Science factsWikimedia Commons

1. Pruny Wisdom

Fingertips “prune” or wrinkle after time underwater not because of them absorbing the water or washing away the oil, but because of an evolutionary trait directed by the brain to enhance the grip of your fingers underwater.

Science factsShutterstock


Sources: 1, 2, 3, 4, 5, 6, 7, 8, 9, 10, 11, 12, 13, 14, 15, 16, 17, 18, 19, 20, 21, 22, 23, 24, 25, 26, 27, 28, 29, 30, 31, 32, 33, 34, 35, 36, 37, 38, 39, 40, 41, 42, 43, 44, 45

More from Factinate

Featured Article

My mom never told me how her best friend died. Years later, I was using her phone when I made an utterly chilling discovery.

Featured Article

Madame de Pompadour was the alluring chief mistress of King Louis XV, but few people know her dark history—or the chilling secret shared by her and Louis.

More from Factinate

Featured Article

I tried to get my ex-wife served with divorce papers. I knew that she was going to take it badly, but I had no idea about the insane lengths she would go to just to get revenge and mess with my life.

Featured Article

Catherine of Aragon is now infamous as King Henry VIII’s rejected queen—but few people know her even darker history.

Dear reader,

Want to tell us to write facts on a topic? We’re always looking for your input! Please reach out to us to let us know what you’re interested in reading. Your suggestions can be as general or specific as you like, from “Life” to “Compact Cars and Trucks” to “A Subspecies of Capybara Called Hydrochoerus Isthmius.” We’ll get our writers on it because we want to create articles on the topics you’re interested in. Please submit feedback to contribute@factinate.com. Thanks for your time!

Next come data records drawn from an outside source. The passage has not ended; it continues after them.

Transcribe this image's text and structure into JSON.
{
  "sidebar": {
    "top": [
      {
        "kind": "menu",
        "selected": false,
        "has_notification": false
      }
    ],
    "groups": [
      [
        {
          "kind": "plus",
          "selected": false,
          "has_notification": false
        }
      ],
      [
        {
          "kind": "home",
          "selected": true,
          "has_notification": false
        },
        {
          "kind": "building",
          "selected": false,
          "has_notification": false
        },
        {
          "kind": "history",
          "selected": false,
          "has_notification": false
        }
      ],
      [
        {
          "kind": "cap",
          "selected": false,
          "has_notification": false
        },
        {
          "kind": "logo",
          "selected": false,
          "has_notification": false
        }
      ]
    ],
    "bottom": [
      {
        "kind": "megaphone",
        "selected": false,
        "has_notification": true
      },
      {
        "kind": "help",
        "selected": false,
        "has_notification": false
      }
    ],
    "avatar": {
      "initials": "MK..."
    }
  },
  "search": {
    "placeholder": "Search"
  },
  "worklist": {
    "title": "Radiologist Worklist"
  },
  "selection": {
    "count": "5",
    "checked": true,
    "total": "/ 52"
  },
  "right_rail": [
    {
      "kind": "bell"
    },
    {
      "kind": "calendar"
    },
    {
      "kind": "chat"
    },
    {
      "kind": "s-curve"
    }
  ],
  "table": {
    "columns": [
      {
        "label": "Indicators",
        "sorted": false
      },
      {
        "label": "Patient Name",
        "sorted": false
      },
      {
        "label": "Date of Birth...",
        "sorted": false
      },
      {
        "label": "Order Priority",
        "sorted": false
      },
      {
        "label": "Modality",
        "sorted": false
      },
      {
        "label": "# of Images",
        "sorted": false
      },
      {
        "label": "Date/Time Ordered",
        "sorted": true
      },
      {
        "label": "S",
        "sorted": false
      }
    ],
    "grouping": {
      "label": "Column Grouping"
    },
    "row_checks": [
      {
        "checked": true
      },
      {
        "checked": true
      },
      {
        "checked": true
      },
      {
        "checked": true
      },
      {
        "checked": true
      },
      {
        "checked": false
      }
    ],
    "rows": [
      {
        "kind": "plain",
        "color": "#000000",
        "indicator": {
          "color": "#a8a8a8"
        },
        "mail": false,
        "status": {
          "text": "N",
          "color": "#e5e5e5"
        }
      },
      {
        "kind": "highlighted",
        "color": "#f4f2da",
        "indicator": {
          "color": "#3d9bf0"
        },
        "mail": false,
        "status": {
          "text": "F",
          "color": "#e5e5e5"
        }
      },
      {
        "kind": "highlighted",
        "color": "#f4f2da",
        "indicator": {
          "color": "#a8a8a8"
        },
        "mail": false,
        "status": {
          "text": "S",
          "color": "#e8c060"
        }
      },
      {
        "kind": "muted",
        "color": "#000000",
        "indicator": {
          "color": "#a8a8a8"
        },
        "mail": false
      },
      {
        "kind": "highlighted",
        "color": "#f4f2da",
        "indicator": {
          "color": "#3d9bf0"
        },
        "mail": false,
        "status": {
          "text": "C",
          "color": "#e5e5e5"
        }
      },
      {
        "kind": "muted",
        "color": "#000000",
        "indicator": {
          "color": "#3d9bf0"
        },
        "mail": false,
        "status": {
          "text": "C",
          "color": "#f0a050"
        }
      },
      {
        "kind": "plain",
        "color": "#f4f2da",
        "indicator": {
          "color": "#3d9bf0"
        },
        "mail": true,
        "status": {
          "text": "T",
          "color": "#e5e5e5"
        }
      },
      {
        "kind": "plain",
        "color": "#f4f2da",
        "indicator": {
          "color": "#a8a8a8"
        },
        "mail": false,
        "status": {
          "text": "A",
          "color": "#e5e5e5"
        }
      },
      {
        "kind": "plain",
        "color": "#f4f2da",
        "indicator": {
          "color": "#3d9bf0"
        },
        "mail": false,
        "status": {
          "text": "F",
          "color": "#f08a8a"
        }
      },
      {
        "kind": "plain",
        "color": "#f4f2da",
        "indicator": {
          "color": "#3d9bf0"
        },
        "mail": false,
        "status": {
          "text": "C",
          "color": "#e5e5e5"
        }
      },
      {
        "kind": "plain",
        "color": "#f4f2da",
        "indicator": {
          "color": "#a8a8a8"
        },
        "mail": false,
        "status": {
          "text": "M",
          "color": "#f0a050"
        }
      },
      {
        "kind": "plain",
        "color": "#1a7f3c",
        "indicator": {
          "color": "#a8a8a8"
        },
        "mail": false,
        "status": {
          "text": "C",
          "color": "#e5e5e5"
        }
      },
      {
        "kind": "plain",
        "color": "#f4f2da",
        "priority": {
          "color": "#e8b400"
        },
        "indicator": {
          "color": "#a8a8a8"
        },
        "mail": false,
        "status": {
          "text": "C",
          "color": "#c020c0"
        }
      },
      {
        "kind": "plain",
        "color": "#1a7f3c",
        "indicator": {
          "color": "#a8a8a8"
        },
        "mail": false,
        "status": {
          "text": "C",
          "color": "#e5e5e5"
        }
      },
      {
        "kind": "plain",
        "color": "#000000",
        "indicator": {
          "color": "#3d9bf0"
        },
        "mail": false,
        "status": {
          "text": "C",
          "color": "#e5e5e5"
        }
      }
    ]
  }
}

Do you question the accuracy of a fact you just read? At Factinate, we’re dedicated to getting things right. Our credibility is the turbo-charged engine of our success. We want our readers to trust us. Our editors are instructed to fact check thoroughly, including finding at least three references for each fact. However, despite our best efforts, we sometimes miss the mark. When we do, we depend on our loyal, helpful readers to point out how we can do better. Please let us know if a fact we’ve published is inaccurate (or even if you just suspect it’s inaccurate) by reaching out to us at contribute@factinate.com. Thanks for your help!

Warmest regards,

The Factinate team

Want to learn something new every day?

Join thousands of others and start your morning with our Fact Of The Day newsletter.

Thank you!

Error, please try again.